After December strength made up for a shaky November, holiday retail sales for 2019 increased 4.1% versus the year-prior period to $730.2 billion, the National Retail Federation reported.
After a year of fluctuations driven by the uncertainty of the trade dispute with China, volume at the nation’s major retail container ports is expected to return to its usual seasonal patterns during the first few months of 2020, according to the Global Port Tracker report released by the National Retail Federation and Hackett Associates.
A record 189.6 million U.S. consumers shopped from Thanksgiving Day through Cyber Monday this year, an increase of 14% over last year’s 165.8 million, according to a survey from the National Retail Federation and Prosper Insights & Analytics.
More than half of consumers began shopping for the holiday by the first week of November and almost a quarter of purchases were made by then, according to an annual survey published by the National Retail Federation and Prosper Insights & Analytics.
Members of Generation Z influence a significant amount of household purchases and enjoy spending their own money, according to the latest issue of the Consumer View report released by the National Retail Federation.
The National Retail Federation said it expects holiday retail sales during November and December to increase between 3.8% and 4.2% over 2018 to a total of between $727.9 billion and $730.7 billion.
Imports at the nation’s major retail container ports remained strong in August as retailers and product suppliers looked to beat a new wave of tariffs that took effect September 1.
Retail sales were up 0.9% in July seasonally adjusted from June and up 5.6% unadjusted year-over-year, according to the National Retail Federation. The numbers exclude automobile dealers, gasoline stations and restaurants.
The National Retail Federation has reported that retail sales, excluding automobile dealers, gasoline stations and restaurants, rose 0.5% in May seasonally adjusted from April and 3.2% unadjusted year-over-year.

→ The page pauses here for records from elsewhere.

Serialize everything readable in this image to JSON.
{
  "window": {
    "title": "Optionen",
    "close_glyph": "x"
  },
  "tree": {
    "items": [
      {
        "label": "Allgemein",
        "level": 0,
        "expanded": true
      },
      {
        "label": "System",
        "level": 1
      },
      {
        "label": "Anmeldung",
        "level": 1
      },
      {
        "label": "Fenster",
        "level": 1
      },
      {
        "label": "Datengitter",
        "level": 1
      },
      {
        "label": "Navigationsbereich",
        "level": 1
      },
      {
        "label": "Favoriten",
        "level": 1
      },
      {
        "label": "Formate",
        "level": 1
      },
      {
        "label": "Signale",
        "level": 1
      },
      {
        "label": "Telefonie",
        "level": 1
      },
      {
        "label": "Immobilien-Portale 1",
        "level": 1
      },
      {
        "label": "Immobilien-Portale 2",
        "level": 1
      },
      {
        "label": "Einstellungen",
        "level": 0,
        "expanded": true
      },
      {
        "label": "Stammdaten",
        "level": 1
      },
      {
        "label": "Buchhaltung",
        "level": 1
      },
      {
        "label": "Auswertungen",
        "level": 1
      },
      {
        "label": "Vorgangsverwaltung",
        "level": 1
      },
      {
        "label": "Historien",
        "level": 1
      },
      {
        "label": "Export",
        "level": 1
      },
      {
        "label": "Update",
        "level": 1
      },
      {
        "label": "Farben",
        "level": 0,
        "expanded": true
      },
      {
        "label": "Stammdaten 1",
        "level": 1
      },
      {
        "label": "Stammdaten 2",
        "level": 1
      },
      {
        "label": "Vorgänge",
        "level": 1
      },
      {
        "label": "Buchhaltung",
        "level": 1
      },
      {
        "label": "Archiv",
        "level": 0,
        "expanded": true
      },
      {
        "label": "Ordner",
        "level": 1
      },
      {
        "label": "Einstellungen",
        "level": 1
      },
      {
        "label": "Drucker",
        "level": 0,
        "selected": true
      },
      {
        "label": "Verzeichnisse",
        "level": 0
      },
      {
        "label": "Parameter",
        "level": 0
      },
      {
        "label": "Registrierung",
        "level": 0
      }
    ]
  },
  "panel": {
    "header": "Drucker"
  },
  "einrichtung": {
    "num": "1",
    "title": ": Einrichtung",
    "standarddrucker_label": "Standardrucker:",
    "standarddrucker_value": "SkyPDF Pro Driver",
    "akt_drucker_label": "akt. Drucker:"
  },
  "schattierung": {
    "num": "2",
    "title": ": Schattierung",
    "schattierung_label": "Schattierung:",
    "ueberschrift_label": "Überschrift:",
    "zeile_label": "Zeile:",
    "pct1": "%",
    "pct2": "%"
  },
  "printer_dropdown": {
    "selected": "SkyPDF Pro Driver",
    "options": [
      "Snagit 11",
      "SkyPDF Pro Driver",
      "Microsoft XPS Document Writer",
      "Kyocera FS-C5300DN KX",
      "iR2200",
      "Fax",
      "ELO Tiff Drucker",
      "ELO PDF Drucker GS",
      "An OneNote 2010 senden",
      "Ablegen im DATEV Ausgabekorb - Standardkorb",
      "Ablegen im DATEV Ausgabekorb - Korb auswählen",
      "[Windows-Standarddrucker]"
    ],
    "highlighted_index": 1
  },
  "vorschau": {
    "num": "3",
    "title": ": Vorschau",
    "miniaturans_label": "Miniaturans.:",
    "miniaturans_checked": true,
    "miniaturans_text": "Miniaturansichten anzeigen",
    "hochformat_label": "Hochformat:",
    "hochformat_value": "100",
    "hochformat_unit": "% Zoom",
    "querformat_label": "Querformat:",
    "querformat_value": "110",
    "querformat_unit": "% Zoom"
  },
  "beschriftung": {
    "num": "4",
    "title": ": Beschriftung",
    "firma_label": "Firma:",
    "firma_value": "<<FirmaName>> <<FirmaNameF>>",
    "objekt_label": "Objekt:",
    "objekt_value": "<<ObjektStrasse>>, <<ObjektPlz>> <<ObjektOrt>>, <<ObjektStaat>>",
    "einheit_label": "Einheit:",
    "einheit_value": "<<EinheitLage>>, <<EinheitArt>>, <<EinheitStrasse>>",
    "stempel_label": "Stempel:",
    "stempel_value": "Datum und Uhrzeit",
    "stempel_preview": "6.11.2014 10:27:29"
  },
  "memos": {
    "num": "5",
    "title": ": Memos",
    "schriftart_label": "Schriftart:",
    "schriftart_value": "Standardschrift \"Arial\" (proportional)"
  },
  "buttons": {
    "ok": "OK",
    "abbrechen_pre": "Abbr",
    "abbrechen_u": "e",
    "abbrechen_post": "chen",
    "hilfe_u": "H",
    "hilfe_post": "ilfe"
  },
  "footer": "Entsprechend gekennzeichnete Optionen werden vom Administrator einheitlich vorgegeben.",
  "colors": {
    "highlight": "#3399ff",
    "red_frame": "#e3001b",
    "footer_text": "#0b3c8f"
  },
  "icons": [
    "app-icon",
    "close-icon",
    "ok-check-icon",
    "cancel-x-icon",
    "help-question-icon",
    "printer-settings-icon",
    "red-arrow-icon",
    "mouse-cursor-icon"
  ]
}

Several housewares and home goods categories are in the crosshairs of a potential next round of 25% tariffs that could be imposed by the Trump administration on an additional $300 billion in Chinese-made goods. This follows the 25% tariffs that were imposed on $200 billion worth of Chinese-made products that went into effect on Friday, May 10.